11 October 2013

Men are more likely to drink and drive: nearly a third admit to being over limit, compared to 10% of women

Men are much more likely than women to drink-drive, a study has found.

Twenty-seven per cent of men admitted to driving over the legal limit, compared to 10 per cent of women.

The research also found that 11 per cent of men insist they can still drive after having three drinks, while only 1 per cent of women would say the same. These alarming findings follow provisional figures released this month, suggesting drink-drive deaths rose by 26 per cent last year to 290, from 230 in 2011. It will be the first increase since records began in 1979 if it is borne out by official figures.

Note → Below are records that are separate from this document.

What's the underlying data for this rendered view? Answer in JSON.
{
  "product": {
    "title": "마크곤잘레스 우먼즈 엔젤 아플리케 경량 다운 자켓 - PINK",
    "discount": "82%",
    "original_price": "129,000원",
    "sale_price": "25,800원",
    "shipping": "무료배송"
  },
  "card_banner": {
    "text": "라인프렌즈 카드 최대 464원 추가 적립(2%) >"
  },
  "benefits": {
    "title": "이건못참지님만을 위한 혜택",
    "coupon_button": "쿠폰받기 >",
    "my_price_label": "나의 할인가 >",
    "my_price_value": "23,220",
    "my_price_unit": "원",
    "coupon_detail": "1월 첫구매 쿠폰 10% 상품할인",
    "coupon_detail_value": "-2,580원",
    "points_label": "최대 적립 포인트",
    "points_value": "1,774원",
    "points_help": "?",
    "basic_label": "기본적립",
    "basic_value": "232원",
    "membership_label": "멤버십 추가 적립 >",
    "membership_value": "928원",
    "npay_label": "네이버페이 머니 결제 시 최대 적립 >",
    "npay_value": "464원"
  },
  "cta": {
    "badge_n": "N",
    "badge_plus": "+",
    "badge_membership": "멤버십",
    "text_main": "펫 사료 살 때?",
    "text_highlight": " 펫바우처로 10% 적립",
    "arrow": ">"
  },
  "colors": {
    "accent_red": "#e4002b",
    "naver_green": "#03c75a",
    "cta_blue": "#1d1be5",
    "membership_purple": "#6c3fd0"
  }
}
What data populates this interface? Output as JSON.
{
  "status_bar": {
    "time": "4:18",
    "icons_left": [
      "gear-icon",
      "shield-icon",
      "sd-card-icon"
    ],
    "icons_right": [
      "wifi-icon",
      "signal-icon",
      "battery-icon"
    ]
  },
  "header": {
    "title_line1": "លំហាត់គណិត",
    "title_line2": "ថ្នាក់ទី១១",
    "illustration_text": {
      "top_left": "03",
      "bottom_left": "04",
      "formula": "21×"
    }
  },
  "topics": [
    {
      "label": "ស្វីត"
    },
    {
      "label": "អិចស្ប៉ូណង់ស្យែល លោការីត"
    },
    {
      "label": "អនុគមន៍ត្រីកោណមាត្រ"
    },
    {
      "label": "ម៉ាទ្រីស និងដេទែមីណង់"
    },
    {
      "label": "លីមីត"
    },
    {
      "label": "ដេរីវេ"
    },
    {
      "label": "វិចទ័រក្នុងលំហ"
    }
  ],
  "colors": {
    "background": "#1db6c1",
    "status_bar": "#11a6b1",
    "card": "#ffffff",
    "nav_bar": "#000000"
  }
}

The YouGov survey of 3,120 drivers found 36 per cent of men have driven the morning after drinking, despite suspecting they were over the limit, as have 22 per cent of women. Sue Longthorn of insurer Admiral, which commissioned the research, warned: “With summer in full swing and a bank holiday later this month, it’s vital people are aware of how much alcohol they are consuming.”  The poll, which coincides with a national police crackdown on the problem, identified a small core of habitual drink-drivers. Of those who admitted drink-driving, 2 per cent said they did so regularly and a further 5 per cent said it was occasionally. The results also show confusion over the legal limit, which is 80 milligrams of alcohol in 100 millilitres of blood. Only 13 per cent gave this correct answer.